Using macros to further organise log files

In the previous sections we described how to configure syslog-ng to receive log messages from remote systems. If we combine this with the configuration which we have developed so far we will be able to log these messages to files categorised using their facility and level. In this section we shall examine some of the other macros which the syslog-ng daemon provides to allow us to organise our log files.

By host name

With the current configuration, rather unfortunately, all the log entries from our client machines will be stored in the same sets of files when what we probably want is to add another level of directories to the hierarchy so that these logs are further categorised by the name of the originating host. Fortunately the syslog-ng daemon provides macros called $HOST, which is expanded to the short host name, and $FULLHOST, which is expanded to the fully qualified domain name, which can be used for exactly this purpose.

The example below shows how the $HOST macro can be used to store logs in a directory structure based on the name of the remote log host as well as the date of the log entry.

destination d_mailerr      { file("/var/log/remote/$HOST/mail/$DATE/error.log"); };

As sent or as known

Earlier in this chapter we briefly mentioned that there were some security implications attached to assuming the veracity of any information we receive from a remote log host. For that reason the syslog-ng daemon provides an additional set of macros which can be used to prevent this kind of attack.

When working with dates and times these macros have the same name as normal simply prefixed with R_ and result in the current time of the log server being used at the moment of receipt. If you wish to force syslog-ng to use the time contained in the log message then you can use the macros prefixed with S_ instead.

The example below shows how the previous example could be rewritten using these macros to ensure that the correct time is used when rotating the files.

destination d_mailerr      { file("/var/log/remote/$HOST/mail/$R_DATE/error.log"); };
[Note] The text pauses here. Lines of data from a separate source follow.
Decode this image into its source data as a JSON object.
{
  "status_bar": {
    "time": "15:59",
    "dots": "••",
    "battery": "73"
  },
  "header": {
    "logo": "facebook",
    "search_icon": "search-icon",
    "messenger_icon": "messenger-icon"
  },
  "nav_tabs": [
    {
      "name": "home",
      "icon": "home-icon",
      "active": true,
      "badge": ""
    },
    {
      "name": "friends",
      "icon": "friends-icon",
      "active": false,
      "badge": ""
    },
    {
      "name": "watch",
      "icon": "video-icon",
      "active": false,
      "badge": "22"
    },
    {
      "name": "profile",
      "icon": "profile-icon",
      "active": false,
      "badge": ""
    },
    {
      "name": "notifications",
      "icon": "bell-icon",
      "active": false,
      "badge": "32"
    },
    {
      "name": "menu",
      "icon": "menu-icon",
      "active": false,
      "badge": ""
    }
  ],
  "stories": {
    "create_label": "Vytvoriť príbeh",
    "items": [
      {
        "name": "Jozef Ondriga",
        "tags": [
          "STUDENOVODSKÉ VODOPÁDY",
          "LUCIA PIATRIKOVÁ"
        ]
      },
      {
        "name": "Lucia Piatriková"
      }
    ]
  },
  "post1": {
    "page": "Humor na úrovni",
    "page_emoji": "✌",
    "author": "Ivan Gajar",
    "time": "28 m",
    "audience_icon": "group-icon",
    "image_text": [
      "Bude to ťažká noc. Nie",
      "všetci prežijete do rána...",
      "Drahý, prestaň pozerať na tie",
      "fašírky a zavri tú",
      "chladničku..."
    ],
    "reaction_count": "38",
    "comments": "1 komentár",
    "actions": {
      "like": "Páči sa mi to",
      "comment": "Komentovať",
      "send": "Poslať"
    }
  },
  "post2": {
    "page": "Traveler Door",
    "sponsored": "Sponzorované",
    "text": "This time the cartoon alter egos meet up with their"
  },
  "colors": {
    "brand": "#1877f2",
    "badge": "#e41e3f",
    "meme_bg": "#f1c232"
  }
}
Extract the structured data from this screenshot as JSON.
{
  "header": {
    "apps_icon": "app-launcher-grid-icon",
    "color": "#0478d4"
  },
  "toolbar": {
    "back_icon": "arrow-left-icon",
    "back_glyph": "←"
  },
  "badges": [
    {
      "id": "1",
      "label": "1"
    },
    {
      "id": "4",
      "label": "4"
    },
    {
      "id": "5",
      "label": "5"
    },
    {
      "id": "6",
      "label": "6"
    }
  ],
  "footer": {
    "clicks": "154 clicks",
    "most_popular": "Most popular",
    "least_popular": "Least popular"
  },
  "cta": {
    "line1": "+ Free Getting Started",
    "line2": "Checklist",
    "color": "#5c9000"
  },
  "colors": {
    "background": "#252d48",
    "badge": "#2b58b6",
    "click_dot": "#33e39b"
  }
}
When we work with host names we also have to take care that they only contain values which we expect. The most effective method of achieving this is to use the use_dns option which we examined earlier. This will cause a reverse DNS lookup to be performed for every log message which is received and the result of that lookup to be used as the $HOST and $FULLHOST variables. You can obtain the host name that was sent by the log client by using the $HOST_FROM and $FULLHOST_FROM macros.